This course aims at discussing these and other related questions and possible convincing answers, by exploring different theories, focusing on the distinction between liberty and claim rights, rights as constraints or trumps and presenting the will theory and the interest theory of rights.

We will proceed by asking who are the rightsholders, whether we do have natural rights, and what rights we should have and why, including the right to liberty and to do wrong. Having determined what rights are, we will analyze two rights in particular, the right to civilly disobey and the right to participate in the democratic decision-making process of one’s state.

Course objectives

The aim of this course is to provide students with a detailed knowledge of the major theories of rights and to give them the tools to question them.

Students who successfully complete the course will have:

  • a good understanding of the concept of rights;

  • insight into the contemporary debates about what rights are, and what they serve for.

Students who successfully complete the course will be able to:

  • present their ideas in a critical manner both orally and in written form;

  • form arguments based on the major theories of rights;

  • write a paper presenting an original idea of theirs, engaging critically with important literature on the issues discussed.


The timetables are available through My Timetable.

Mode of instruction

  • Seminar
    Class attendance is required.

Assessment method


  • Presentation of a paper from the reading list (10%)

  • Debate** (10%)

  • A short reflection (500-600 words) on a paper – different from the one chosen for the in-class presentation (20%)

  • Final paper of about 2500 words (60%)

** We will choose the topic to be discussed during the debate during our first week of class. The grade will result from two parts: Students will be graded as a team and individually.

NB. If you need special adjustments, it is your right to receive them, please contact the instructor if that is the case to try and find the most appropriate for you.


The final mark for the course is established by determination of the weighted average of several subtests (see above).


If the final mark is unsatisfactory, there is an option for re-examination by writing a paper. The mark for the new paper will replace previously earned marks. Class participation and the presentation are required for taking the resit.

Inspection and feedback

How and when an exam review will take place will be disclosed together with the publication of the exam results at the latest. If a student requests a review within 30 days after publication of the exam results, an exam review will have to be organized.

Reading list

To be announced on Brightspace.


Enrolment through MyStudymap is not possible for this course. Students are requested to submit their preferences for the third-year electives by means of an online registration form. They will receive the instruction and online registration form by email (uMail account); in June for courses scheduled in semester 1, and in December for courses scheduled in semester 2. Registration in uSis will be taken care of by the Education Administration Office.

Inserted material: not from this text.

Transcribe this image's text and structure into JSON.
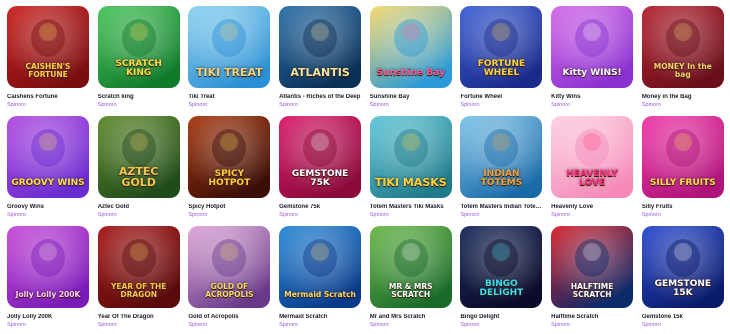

  • For substantive questions, contact the lecturer listed in the right information bar.

  • For questions about enrolment, admission, etc, contact the Education Administration Office: Huizinga